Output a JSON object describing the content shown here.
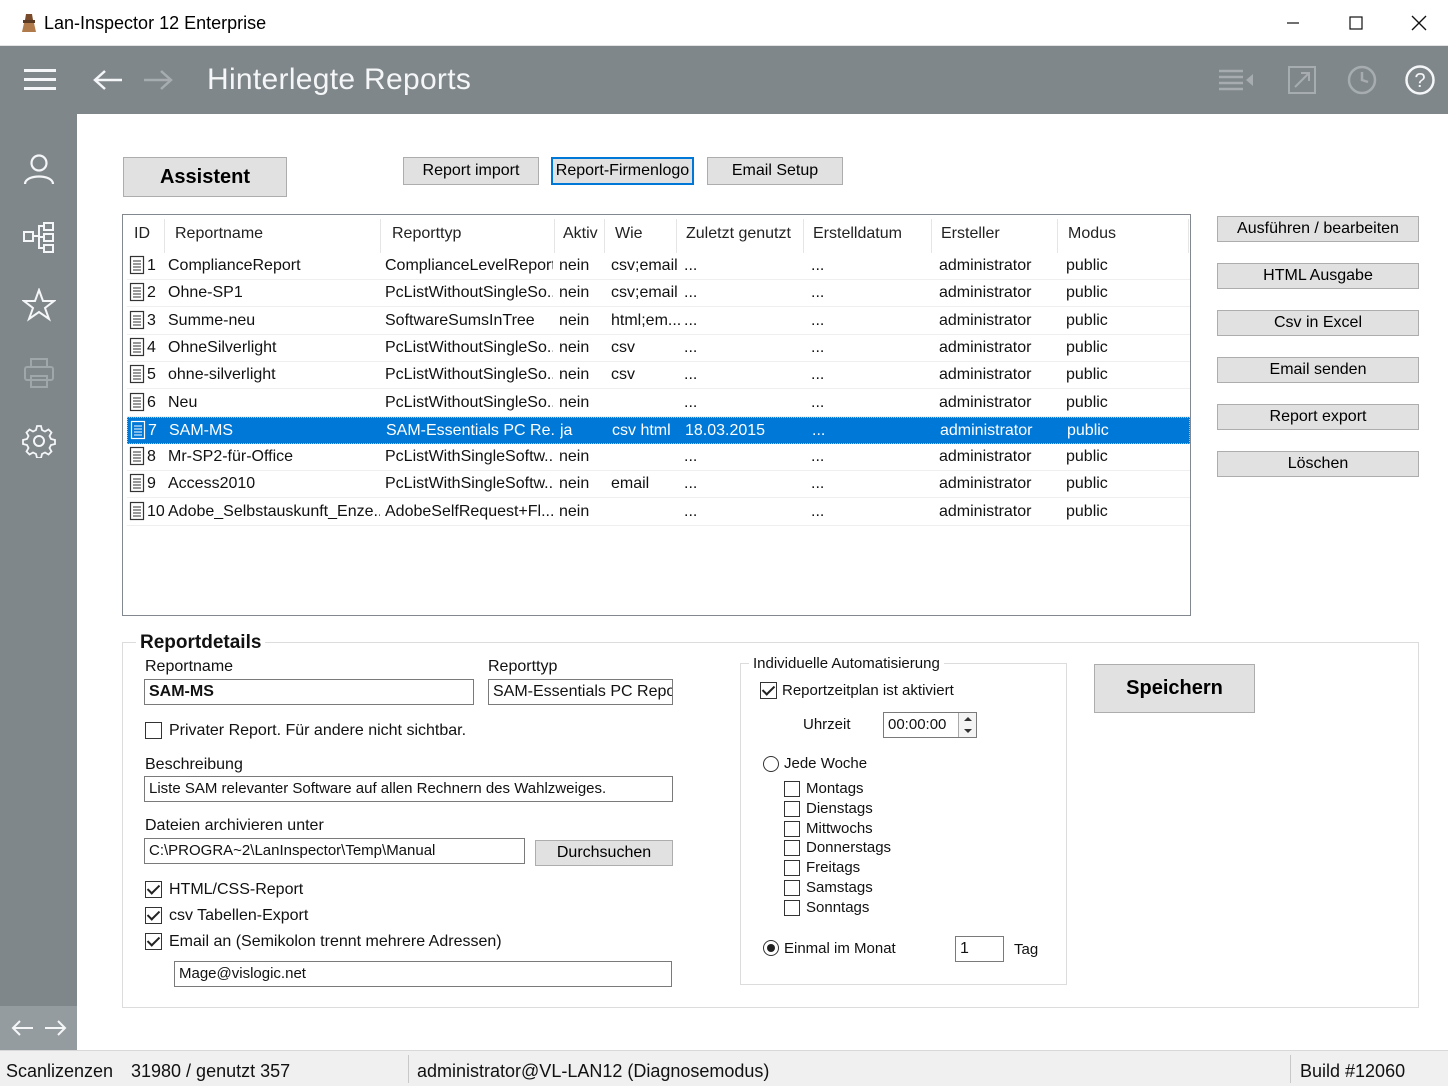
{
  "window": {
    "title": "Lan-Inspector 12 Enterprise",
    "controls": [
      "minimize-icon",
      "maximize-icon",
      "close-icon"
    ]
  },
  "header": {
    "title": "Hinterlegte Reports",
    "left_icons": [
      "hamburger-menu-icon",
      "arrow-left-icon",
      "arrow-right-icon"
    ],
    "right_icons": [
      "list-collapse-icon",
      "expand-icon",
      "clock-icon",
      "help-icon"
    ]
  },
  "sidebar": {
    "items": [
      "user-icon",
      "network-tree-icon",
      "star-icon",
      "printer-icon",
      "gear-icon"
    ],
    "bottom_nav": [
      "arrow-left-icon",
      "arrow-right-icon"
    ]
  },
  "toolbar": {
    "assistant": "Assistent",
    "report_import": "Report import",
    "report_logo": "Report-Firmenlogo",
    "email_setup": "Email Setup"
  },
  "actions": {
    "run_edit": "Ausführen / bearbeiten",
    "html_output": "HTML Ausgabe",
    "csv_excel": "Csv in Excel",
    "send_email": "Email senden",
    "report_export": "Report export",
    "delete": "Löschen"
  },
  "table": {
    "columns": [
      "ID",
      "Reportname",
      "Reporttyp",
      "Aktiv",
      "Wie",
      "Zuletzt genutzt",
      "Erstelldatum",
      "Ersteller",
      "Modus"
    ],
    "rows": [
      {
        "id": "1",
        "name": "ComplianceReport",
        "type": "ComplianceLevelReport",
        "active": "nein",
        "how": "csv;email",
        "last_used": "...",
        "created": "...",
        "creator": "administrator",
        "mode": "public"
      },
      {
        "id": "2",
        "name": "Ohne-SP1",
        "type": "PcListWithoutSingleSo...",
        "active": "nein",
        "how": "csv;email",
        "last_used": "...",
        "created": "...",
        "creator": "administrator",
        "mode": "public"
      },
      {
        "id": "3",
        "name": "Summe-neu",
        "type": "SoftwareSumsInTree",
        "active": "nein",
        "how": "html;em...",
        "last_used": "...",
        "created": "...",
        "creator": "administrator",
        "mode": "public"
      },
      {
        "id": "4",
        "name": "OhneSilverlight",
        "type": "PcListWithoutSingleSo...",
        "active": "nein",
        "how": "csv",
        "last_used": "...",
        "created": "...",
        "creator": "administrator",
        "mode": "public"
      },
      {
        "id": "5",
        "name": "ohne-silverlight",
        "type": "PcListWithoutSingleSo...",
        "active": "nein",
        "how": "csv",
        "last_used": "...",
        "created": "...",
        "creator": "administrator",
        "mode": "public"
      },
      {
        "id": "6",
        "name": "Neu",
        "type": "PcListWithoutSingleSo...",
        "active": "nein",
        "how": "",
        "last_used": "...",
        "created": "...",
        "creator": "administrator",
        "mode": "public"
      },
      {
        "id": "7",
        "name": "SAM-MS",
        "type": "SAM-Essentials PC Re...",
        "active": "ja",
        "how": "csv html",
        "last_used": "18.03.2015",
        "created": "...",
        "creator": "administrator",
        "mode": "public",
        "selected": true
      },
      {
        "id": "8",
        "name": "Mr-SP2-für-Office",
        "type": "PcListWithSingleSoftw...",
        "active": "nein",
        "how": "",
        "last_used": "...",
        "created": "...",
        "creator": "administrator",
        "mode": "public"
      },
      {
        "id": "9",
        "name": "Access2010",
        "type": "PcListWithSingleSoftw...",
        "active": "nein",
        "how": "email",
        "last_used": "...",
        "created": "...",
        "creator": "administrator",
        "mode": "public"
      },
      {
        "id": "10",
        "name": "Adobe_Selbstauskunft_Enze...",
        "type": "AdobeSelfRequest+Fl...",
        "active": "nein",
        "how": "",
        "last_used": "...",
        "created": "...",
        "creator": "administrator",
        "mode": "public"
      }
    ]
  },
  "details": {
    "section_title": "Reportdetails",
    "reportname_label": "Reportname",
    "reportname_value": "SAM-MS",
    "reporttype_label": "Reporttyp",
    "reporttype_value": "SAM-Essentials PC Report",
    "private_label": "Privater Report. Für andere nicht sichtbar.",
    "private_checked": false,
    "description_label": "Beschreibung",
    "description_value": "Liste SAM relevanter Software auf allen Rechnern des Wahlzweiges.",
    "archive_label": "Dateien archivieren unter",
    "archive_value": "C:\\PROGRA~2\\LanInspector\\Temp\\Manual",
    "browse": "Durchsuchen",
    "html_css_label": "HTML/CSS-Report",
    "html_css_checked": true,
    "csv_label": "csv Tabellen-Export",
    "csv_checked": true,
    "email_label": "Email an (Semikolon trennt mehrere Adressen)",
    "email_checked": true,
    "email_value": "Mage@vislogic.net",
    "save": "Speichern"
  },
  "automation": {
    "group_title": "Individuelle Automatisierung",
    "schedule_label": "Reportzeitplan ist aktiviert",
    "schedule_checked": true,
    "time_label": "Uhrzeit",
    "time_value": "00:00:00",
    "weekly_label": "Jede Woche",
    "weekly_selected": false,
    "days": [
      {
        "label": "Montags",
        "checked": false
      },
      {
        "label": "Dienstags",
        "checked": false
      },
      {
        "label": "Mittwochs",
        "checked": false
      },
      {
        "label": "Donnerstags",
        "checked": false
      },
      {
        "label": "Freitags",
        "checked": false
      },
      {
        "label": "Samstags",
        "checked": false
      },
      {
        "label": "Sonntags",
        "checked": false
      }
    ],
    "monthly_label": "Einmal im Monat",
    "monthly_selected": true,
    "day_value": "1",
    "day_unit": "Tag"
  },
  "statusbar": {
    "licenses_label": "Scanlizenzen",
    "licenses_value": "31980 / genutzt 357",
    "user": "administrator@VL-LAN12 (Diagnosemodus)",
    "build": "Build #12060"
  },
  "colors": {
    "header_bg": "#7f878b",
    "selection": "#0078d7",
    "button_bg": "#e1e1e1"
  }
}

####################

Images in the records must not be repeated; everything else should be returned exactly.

Output a JSON object describing the content shown here.
{
  "window": {
    "title": "Lan-Inspector 12 Enterprise",
    "controls": [
      "minimize-icon",
      "maximize-icon",
      "close-icon"
    ]
  },
  "header": {
    "title": "Hinterlegte Reports",
    "left_icons": [
      "hamburger-menu-icon",
      "arrow-left-icon",
      "arrow-right-icon"
    ],
    "right_icons": [
      "list-collapse-icon",
      "expand-icon",
      "clock-icon",
      "help-icon"
    ]
  },
  "sidebar": {
    "items": [
      "user-icon",
      "network-tree-icon",
      "star-icon",
      "printer-icon",
      "gear-icon"
    ],
    "bottom_nav": [
      "arrow-left-icon",
      "arrow-right-icon"
    ]
  },
  "toolbar": {
    "assistant": "Assistent",
    "report_import": "Report import",
    "report_logo": "Report-Firmenlogo",
    "email_setup": "Email Setup"
  },
  "actions": {
    "run_edit": "Ausführen / bearbeiten",
    "html_output": "HTML Ausgabe",
    "csv_excel": "Csv in Excel",
    "send_email": "Email senden",
    "report_export": "Report export",
    "delete": "Löschen"
  },
  "table": {
    "columns": [
      "ID",
      "Reportname",
      "Reporttyp",
      "Aktiv",
      "Wie",
      "Zuletzt genutzt",
      "Erstelldatum",
      "Ersteller",
      "Modus"
    ],
    "rows": [
      {
        "id": "1",
        "name": "ComplianceReport",
        "type": "ComplianceLevelReport",
        "active": "nein",
        "how": "csv;email",
        "last_used": "...",
        "created": "...",
        "creator": "administrator",
        "mode": "public"
      },
      {
        "id": "2",
        "name": "Ohne-SP1",
        "type": "PcListWithoutSingleSo...",
        "active": "nein",
        "how": "csv;email",
        "last_used": "...",
        "created": "...",
        "creator": "administrator",
        "mode": "public"
      },
      {
        "id": "3",
        "name": "Summe-neu",
        "type": "SoftwareSumsInTree",
        "active": "nein",
        "how": "html;em...",
        "last_used": "...",
        "created": "...",
        "creator": "administrator",
        "mode": "public"
      },
      {
        "id": "4",
        "name": "OhneSilverlight",
        "type": "PcListWithoutSingleSo...",
        "active": "nein",
        "how": "csv",
        "last_used": "...",
        "created": "...",
        "creator": "administrator",
        "mode": "public"
      },
      {
        "id": "5",
        "name": "ohne-silverlight",
        "type": "PcListWithoutSingleSo...",
        "active": "nein",
        "how": "csv",
        "last_used": "...",
        "created": "...",
        "creator": "administrator",
        "mode": "public"
      },
      {
        "id": "6",
        "name": "Neu",
        "type": "PcListWithoutSingleSo...",
        "active": "nein",
        "how": "",
        "last_used": "...",
        "created": "...",
        "creator": "administrator",
        "mode": "public"
      },
      {
        "id": "7",
        "name": "SAM-MS",
        "type": "SAM-Essentials PC Re...",
        "active": "ja",
        "how": "csv html",
        "last_used": "18.03.2015",
        "created": "...",
        "creator": "administrator",
        "mode": "public",
        "selected": true
      },
      {
        "id": "8",
        "name": "Mr-SP2-für-Office",
        "type": "PcListWithSingleSoftw...",
        "active": "nein",
        "how": "",
        "last_used": "...",
        "created": "...",
        "creator": "administrator",
        "mode": "public"
      },
      {
        "id": "9",
        "name": "Access2010",
        "type": "PcListWithSingleSoftw...",
        "active": "nein",
        "how": "email",
        "last_used": "...",
        "created": "...",
        "creator": "administrator",
        "mode": "public"
      },
      {
        "id": "10",
        "name": "Adobe_Selbstauskunft_Enze...",
        "type": "AdobeSelfRequest+Fl...",
        "active": "nein",
        "how": "",
        "last_used": "...",
        "created": "...",
        "creator": "administrator",
        "mode": "public"
      }
    ]
  },
  "details": {
    "section_title": "Reportdetails",
    "reportname_label": "Reportname",
    "reportname_value": "SAM-MS",
    "reporttype_label": "Reporttyp",
    "reporttype_value": "SAM-Essentials PC Report",
    "private_label": "Privater Report. Für andere nicht sichtbar.",
    "private_checked": false,
    "description_label": "Beschreibung",
    "description_value": "Liste SAM relevanter Software auf allen Rechnern des Wahlzweiges.",
    "archive_label": "Dateien archivieren unter",
    "archive_value": "C:\\PROGRA~2\\LanInspector\\Temp\\Manual",
    "browse": "Durchsuchen",
    "html_css_label": "HTML/CSS-Report",
    "html_css_checked": true,
    "csv_label": "csv Tabellen-Export",
    "csv_checked": true,
    "email_label": "Email an (Semikolon trennt mehrere Adressen)",
    "email_checked": true,
    "email_value": "Mage@vislogic.net",
    "save": "Speichern"
  },
  "automation": {
    "group_title": "Individuelle Automatisierung",
    "schedule_label": "Reportzeitplan ist aktiviert",
    "schedule_checked": true,
    "time_label": "Uhrzeit",
    "time_value": "00:00:00",
    "weekly_label": "Jede Woche",
    "weekly_selected": false,
    "days": [
      {
        "label": "Montags",
        "checked": false
      },
      {
        "label": "Dienstags",
        "checked": false
      },
      {
        "label": "Mittwochs",
        "checked": false
      },
      {
        "label": "Donnerstags",
        "checked": false
      },
      {
        "label": "Freitags",
        "checked": false
      },
      {
        "label": "Samstags",
        "checked": false
      },
      {
        "label": "Sonntags",
        "checked": false
      }
    ],
    "monthly_label": "Einmal im Monat",
    "monthly_selected": true,
    "day_value": "1",
    "day_unit": "Tag"
  },
  "statusbar": {
    "licenses_label": "Scanlizenzen",
    "licenses_value": "31980 / genutzt 357",
    "user": "administrator@VL-LAN12 (Diagnosemodus)",
    "build": "Build #12060"
  },
  "colors": {
    "header_bg": "#7f878b",
    "selection": "#0078d7",
    "button_bg": "#e1e1e1"
  }
}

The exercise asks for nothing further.